Owning and maintaining a successful garden is about more than just having a “green thumb” or knowing when to plant your tomatoes. There is plenty that can be learned through everyday knowledge and tips that experienced gardeners are often willing to share with any listening ears. All you have to do is be interested in learning the right way.
Pay attention to the compatibility of your plants. You can plant tall plants, such as tomatoes, and use them to shade such sun-sensitive plants as lettuce and spinach. These combinations can reduce the amount of fertile space your garden requires while also increasing the yield of all the types of plants you have.
If you are planting vegetables, choose varieties that don’t require processing in order to keep. For example, sweet potatoes and onions will keep for months as long as they are kept cool and dry, without any additional work on your part. This reduces the amount of time you have to spend after harvesting.
You need to be realistic about what your garden can and can’t produce. No matter how tempting a particular vegetable may be, if it’s not suitable for your climate, it’s not going to grow well. You’ll get more out of your garden if you focus on plants that are right for your area.
To give your plant great nutrition without spending a lot of money, use leaves! Leaves are one of the best plant foods available. Try covering any exposed soil in your garden with small, shredded leaves. This will enrich the soil and will allow it to provide better nutrition to your plants.

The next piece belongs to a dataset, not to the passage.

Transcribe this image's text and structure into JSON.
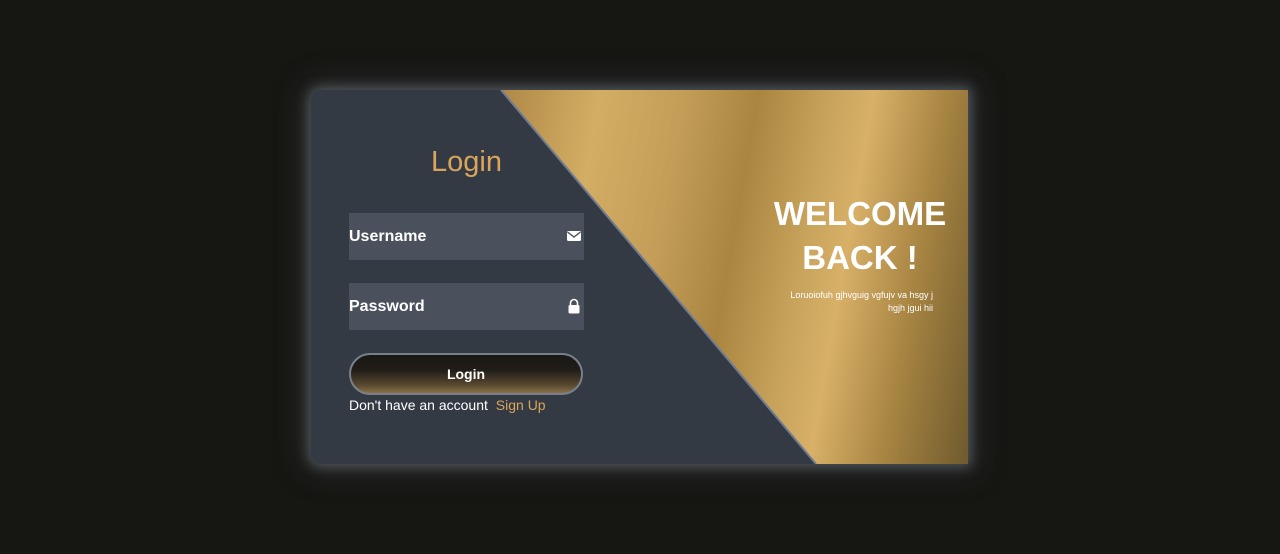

Put a fence around your garden. It keeps out dogs, kids and a wide variety of other creatures that might try to invade your space. If there are gophers where you live, you can also try using raised beds in your garden with screened in bottoms. The extra effort is worth the frustration it will save you.
Plant evergreen shrubs. Certain shrubs can provide triple duty throughout the year: they bear leaves year-round, produce flowers, and sometimes have ornamental fruit that attracts birds and other wildlife. This makes them very desirable in any landscape design. Excellent varieties are Berberis, Holly, Camellia Japonica, Ceanothus, Viburnum and Skimmia. Most will survive in any conditions.
Through the article, you should have picked up on a few tips that will help you plant and raise your garden with a little better results. As you can see, it takes a combination of time, care, and planning to make it reach the full potential. Of course, having a “green thumb” doesn’t hurt.